Haynes’s mother, Pearline Murdock, also testified at trial. She averred that Haynes had undergone a personality change after his son was murdered and that he was extremely depressed and nervous. Murdock asserted that Haynes would not have shot Shamone “unless he snapped or something. This was totally out of control.”

The State called Dr. Deyoub on rebuttal, and he reiterated much of his earlier testimony given at pretrial and during the State’s *396case-in-chief. He testified that he had conducted a forensic evaluation on Haynes, and he concluded that, although Haynes was depressed, he was not psychotic, and he could conform his conduct to the requirements of the law at the time of the shooting.

This court has upheld a trial court’s denial of a motion for directed verdict on the affirmative defense of mental disease or defect, even where the medical testimony was uncontroverted that the defendant was a paranoid schizophrenic. See, e.g., Davasher v. State, 308 Ark. 154, 823 S.W.2d 863 (1992). In that case, this court wrote that it recognized that the medical evidence on the issue of insanity was highly persuasive; however, the court continued as follows:

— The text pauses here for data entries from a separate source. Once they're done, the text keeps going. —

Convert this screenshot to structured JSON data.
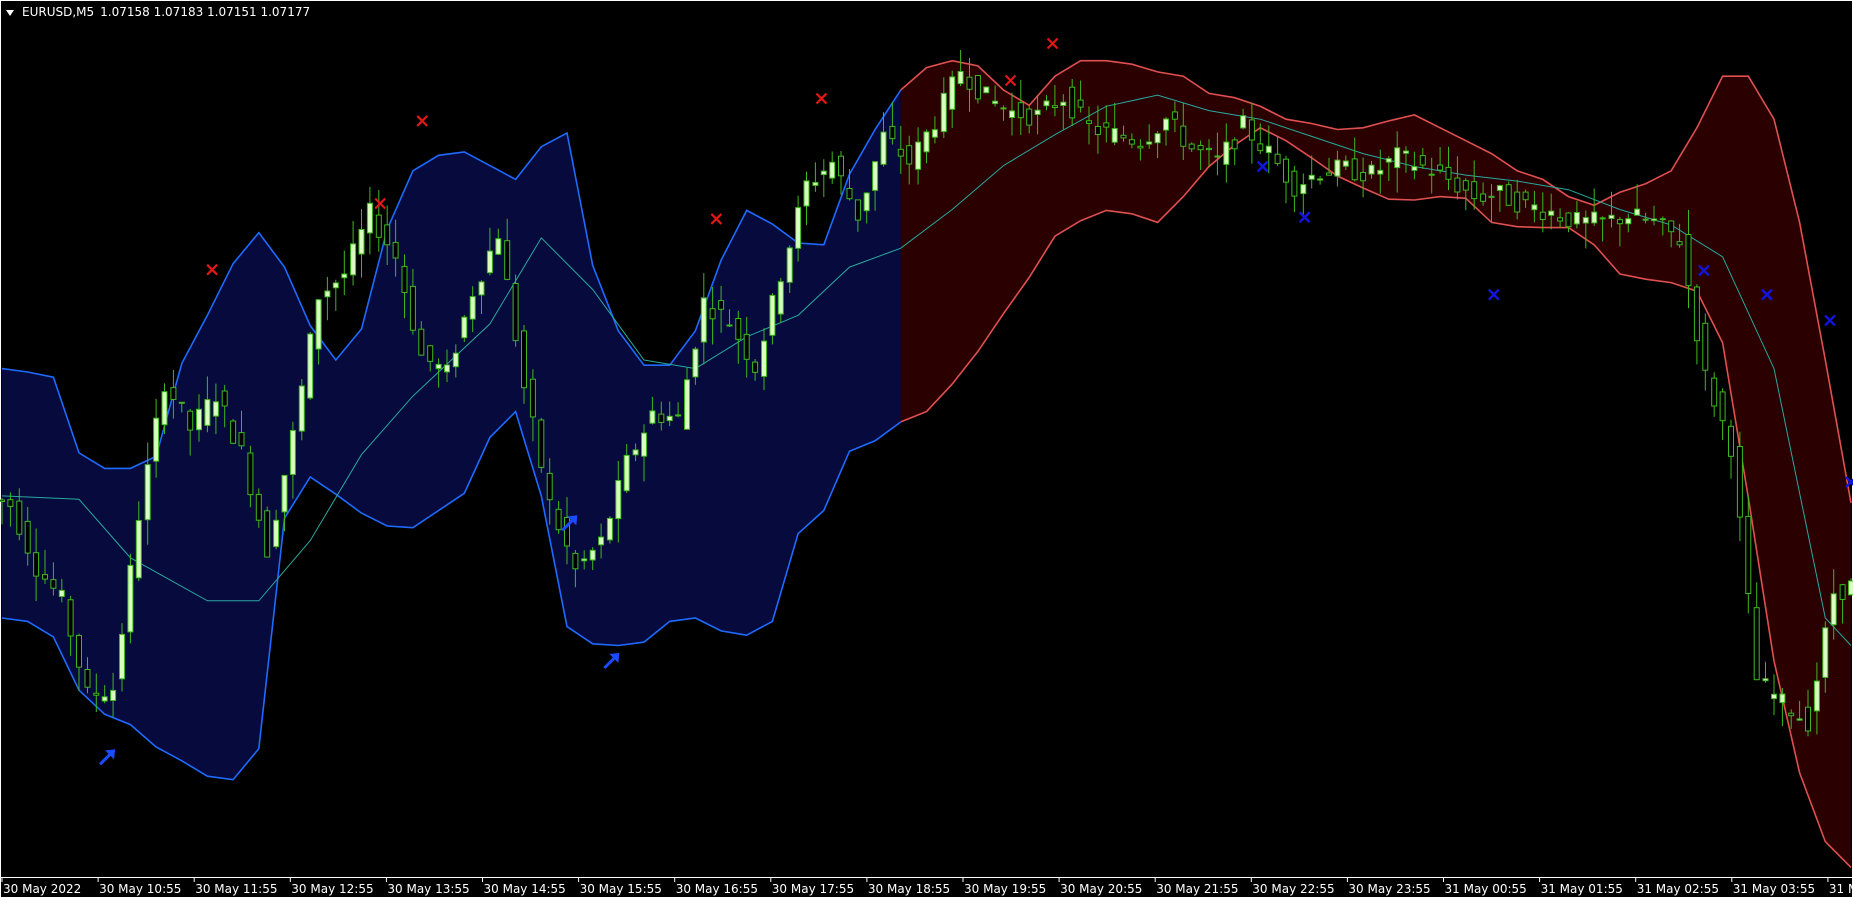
{
  "header": {
    "symbol": "EURUSD,M5",
    "ohlc": "1.07158 1.07183 1.07151 1.07177"
  },
  "colors": {
    "background": "#000000",
    "bull_candle": "#d8ffc0",
    "bear_candle": "#000000",
    "candle_wick": "#3fb81f",
    "band_fill_blue": "#060a3c",
    "band_line_blue": "#1e6bff",
    "band_fill_red": "#2a0000",
    "band_line_red": "#e05050",
    "mid_line": "#2aa8a0",
    "sell_marker": "#e01818",
    "buy_marker_x": "#1414e0",
    "buy_arrow": "#1a4cff"
  },
  "chart_data": {
    "type": "candlestick",
    "symbol": "EURUSD",
    "timeframe": "M5",
    "x_labels": [
      "30 May 2022",
      "30 May 10:55",
      "30 May 11:55",
      "30 May 12:55",
      "30 May 13:55",
      "30 May 14:55",
      "30 May 15:55",
      "30 May 16:55",
      "30 May 17:55",
      "30 May 18:55",
      "30 May 19:55",
      "30 May 20:55",
      "30 May 21:55",
      "30 May 22:55",
      "30 May 23:55",
      "31 May 00:55",
      "31 May 01:55",
      "31 May 02:55",
      "31 May 03:55",
      "31 M"
    ],
    "last_bar": {
      "open": 1.07158,
      "high": 1.07183,
      "low": 1.07151,
      "close": 1.07177
    },
    "band_upper": [
      [
        0,
        0.59
      ],
      [
        1,
        0.586
      ],
      [
        2,
        0.58
      ],
      [
        3,
        0.492
      ],
      [
        4,
        0.474
      ],
      [
        5,
        0.474
      ],
      [
        6,
        0.488
      ],
      [
        7,
        0.596
      ],
      [
        8,
        0.652
      ],
      [
        9,
        0.712
      ],
      [
        10,
        0.748
      ],
      [
        11,
        0.708
      ],
      [
        12,
        0.64
      ],
      [
        13,
        0.6
      ],
      [
        14,
        0.636
      ],
      [
        15,
        0.752
      ],
      [
        16,
        0.82
      ],
      [
        17,
        0.838
      ],
      [
        18,
        0.842
      ],
      [
        19,
        0.826
      ],
      [
        20,
        0.81
      ],
      [
        21,
        0.848
      ],
      [
        22,
        0.864
      ],
      [
        23,
        0.71
      ],
      [
        24,
        0.634
      ],
      [
        25,
        0.594
      ],
      [
        26,
        0.594
      ],
      [
        27,
        0.634
      ],
      [
        28,
        0.716
      ],
      [
        29,
        0.774
      ],
      [
        30,
        0.758
      ],
      [
        31,
        0.736
      ],
      [
        32,
        0.734
      ],
      [
        33,
        0.816
      ],
      [
        34,
        0.868
      ],
      [
        35,
        0.914
      ],
      [
        36,
        0.94
      ],
      [
        37,
        0.948
      ],
      [
        38,
        0.942
      ],
      [
        39,
        0.914
      ],
      [
        40,
        0.896
      ],
      [
        41,
        0.93
      ],
      [
        42,
        0.948
      ],
      [
        43,
        0.948
      ],
      [
        44,
        0.944
      ],
      [
        45,
        0.935
      ],
      [
        46,
        0.93
      ],
      [
        47,
        0.91
      ],
      [
        48,
        0.905
      ],
      [
        49,
        0.895
      ],
      [
        50,
        0.88
      ],
      [
        51,
        0.875
      ],
      [
        52,
        0.868
      ],
      [
        53,
        0.87
      ],
      [
        54,
        0.878
      ],
      [
        55,
        0.885
      ],
      [
        56,
        0.87
      ],
      [
        57,
        0.855
      ],
      [
        58,
        0.84
      ],
      [
        59,
        0.82
      ],
      [
        60,
        0.81
      ],
      [
        61,
        0.79
      ],
      [
        62,
        0.78
      ],
      [
        63,
        0.795
      ],
      [
        64,
        0.805
      ],
      [
        65,
        0.82
      ],
      [
        66,
        0.87
      ],
      [
        67,
        0.93
      ],
      [
        68,
        0.93
      ],
      [
        69,
        0.88
      ],
      [
        70,
        0.76
      ],
      [
        71,
        0.6
      ],
      [
        72,
        0.434
      ]
    ],
    "band_lower": [
      [
        0,
        0.3
      ],
      [
        1,
        0.296
      ],
      [
        2,
        0.278
      ],
      [
        3,
        0.216
      ],
      [
        4,
        0.188
      ],
      [
        5,
        0.176
      ],
      [
        6,
        0.15
      ],
      [
        7,
        0.134
      ],
      [
        8,
        0.116
      ],
      [
        9,
        0.112
      ],
      [
        10,
        0.148
      ],
      [
        11,
        0.416
      ],
      [
        12,
        0.464
      ],
      [
        13,
        0.444
      ],
      [
        14,
        0.422
      ],
      [
        15,
        0.407
      ],
      [
        16,
        0.405
      ],
      [
        17,
        0.425
      ],
      [
        18,
        0.445
      ],
      [
        19,
        0.51
      ],
      [
        20,
        0.54
      ],
      [
        21,
        0.442
      ],
      [
        22,
        0.29
      ],
      [
        23,
        0.27
      ],
      [
        24,
        0.268
      ],
      [
        25,
        0.272
      ],
      [
        26,
        0.296
      ],
      [
        27,
        0.3
      ],
      [
        28,
        0.285
      ],
      [
        29,
        0.28
      ],
      [
        30,
        0.296
      ],
      [
        31,
        0.398
      ],
      [
        32,
        0.425
      ],
      [
        33,
        0.494
      ],
      [
        34,
        0.506
      ],
      [
        35,
        0.528
      ],
      [
        36,
        0.54
      ],
      [
        37,
        0.572
      ],
      [
        38,
        0.61
      ],
      [
        39,
        0.654
      ],
      [
        40,
        0.696
      ],
      [
        41,
        0.744
      ],
      [
        42,
        0.762
      ],
      [
        43,
        0.774
      ],
      [
        44,
        0.77
      ],
      [
        45,
        0.76
      ],
      [
        46,
        0.79
      ],
      [
        47,
        0.825
      ],
      [
        48,
        0.85
      ],
      [
        49,
        0.87
      ],
      [
        50,
        0.855
      ],
      [
        51,
        0.835
      ],
      [
        52,
        0.814
      ],
      [
        53,
        0.8
      ],
      [
        54,
        0.787
      ],
      [
        55,
        0.786
      ],
      [
        56,
        0.79
      ],
      [
        57,
        0.788
      ],
      [
        58,
        0.76
      ],
      [
        59,
        0.755
      ],
      [
        60,
        0.754
      ],
      [
        61,
        0.754
      ],
      [
        62,
        0.734
      ],
      [
        63,
        0.7
      ],
      [
        64,
        0.694
      ],
      [
        65,
        0.69
      ],
      [
        66,
        0.68
      ],
      [
        67,
        0.62
      ],
      [
        68,
        0.44
      ],
      [
        69,
        0.25
      ],
      [
        70,
        0.12
      ],
      [
        71,
        0.04
      ],
      [
        72,
        0.01
      ]
    ],
    "mid_line": [
      [
        0,
        0.442
      ],
      [
        3,
        0.438
      ],
      [
        5,
        0.37
      ],
      [
        8,
        0.32
      ],
      [
        10,
        0.32
      ],
      [
        12,
        0.39
      ],
      [
        14,
        0.49
      ],
      [
        16,
        0.558
      ],
      [
        19,
        0.642
      ],
      [
        21,
        0.742
      ],
      [
        23,
        0.682
      ],
      [
        25,
        0.6
      ],
      [
        27,
        0.59
      ],
      [
        29,
        0.627
      ],
      [
        31,
        0.652
      ],
      [
        33,
        0.708
      ],
      [
        35,
        0.73
      ],
      [
        37,
        0.775
      ],
      [
        39,
        0.826
      ],
      [
        41,
        0.862
      ],
      [
        43,
        0.895
      ],
      [
        45,
        0.908
      ],
      [
        47,
        0.89
      ],
      [
        49,
        0.88
      ],
      [
        51,
        0.86
      ],
      [
        53,
        0.84
      ],
      [
        55,
        0.825
      ],
      [
        57,
        0.815
      ],
      [
        59,
        0.808
      ],
      [
        61,
        0.798
      ],
      [
        63,
        0.775
      ],
      [
        65,
        0.757
      ],
      [
        67,
        0.72
      ],
      [
        69,
        0.59
      ],
      [
        71,
        0.3
      ],
      [
        72,
        0.268
      ]
    ],
    "candles_close": [
      0.432,
      0.36,
      0.32,
      0.21,
      0.218,
      0.42,
      0.575,
      0.52,
      0.56,
      0.492,
      0.38,
      0.512,
      0.675,
      0.7,
      0.77,
      0.72,
      0.605,
      0.584,
      0.68,
      0.748,
      0.568,
      0.432,
      0.355,
      0.388,
      0.48,
      0.538,
      0.532,
      0.668,
      0.645,
      0.592,
      0.7,
      0.804,
      0.83,
      0.768,
      0.86,
      0.83,
      0.878,
      0.938,
      0.905,
      0.888,
      0.884,
      0.906,
      0.87,
      0.862,
      0.855,
      0.88,
      0.846,
      0.83,
      0.872,
      0.84,
      0.803,
      0.82,
      0.822,
      0.816,
      0.836,
      0.825,
      0.81,
      0.79,
      0.792,
      0.78,
      0.772,
      0.76,
      0.76,
      0.768,
      0.76,
      0.74,
      0.58,
      0.5,
      0.228,
      0.2,
      0.18,
      0.33,
      0.34
    ],
    "sell_signals": [
      {
        "bar": 10,
        "level": 0.705
      },
      {
        "bar": 18,
        "level": 0.782
      },
      {
        "bar": 20,
        "level": 0.878
      },
      {
        "bar": 34,
        "level": 0.764
      },
      {
        "bar": 39,
        "level": 0.904
      },
      {
        "bar": 48,
        "level": 0.925
      },
      {
        "bar": 50,
        "level": 0.968
      }
    ],
    "buy_crosses": [
      {
        "bar": 60,
        "level": 0.825
      },
      {
        "bar": 62,
        "level": 0.766
      },
      {
        "bar": 71,
        "level": 0.676
      },
      {
        "bar": 81,
        "level": 0.704
      },
      {
        "bar": 84,
        "level": 0.676
      },
      {
        "bar": 87,
        "level": 0.646
      },
      {
        "bar": 88,
        "level": 0.458
      }
    ],
    "buy_arrows": [
      {
        "bar": 5,
        "level": 0.138
      },
      {
        "bar": 27,
        "level": 0.41
      },
      {
        "bar": 29,
        "level": 0.25
      }
    ]
  }
}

It has consistendy been held . . . that a jury is not bound to accept opinion testimony of experts as conclusive, and it is not compelled to believe their testimony any more than the testimony of other witnesses. Even when several competent experts concur in their opinions, and no opposing expert evidence is offered, the jury is bound to decide the issue upon its own judgment. Testimony by expert witnesses is to be considered by the jury in the same manner as other testimony and in light of other testimony and circumstances in the case. The jury alone determines what weight to give the evidence, and may reject it or accept all or any part of it they it believes to be true. Robertson v. State, 304 Ark. 332, 802 S.W.2d 448 (1991); Gruzen v. State, 267 Ark. 380, 591 S.W.2d 342 (1979).

Davasher, 308 Ark. at 170. See also Burns v. State, 323 Ark. 206, 913 789 (1996); Williams v. State, 320 Ark. 67, 894 S.W.2d 923 (1995).

Because there was conflicting testimony on the question of Haynes’s mental state at the time of the offense, the trial court properly permitted the factual question to go to the jury. See, e.g., Franks v. State, 306 Ark. 75, 811 S.W.2d 301 (1991). Here, the jury apparently gave more weight and credibility to the testimony offered by Dr. Deyoub; it was entirely within its province to do so. See Davasher, supra.

The record has been examined for other error pursuant to Ark. Sup. Ct. R. 4-3 (h) and none was found. Therefore, we affirm.

BROWN, J., concurs.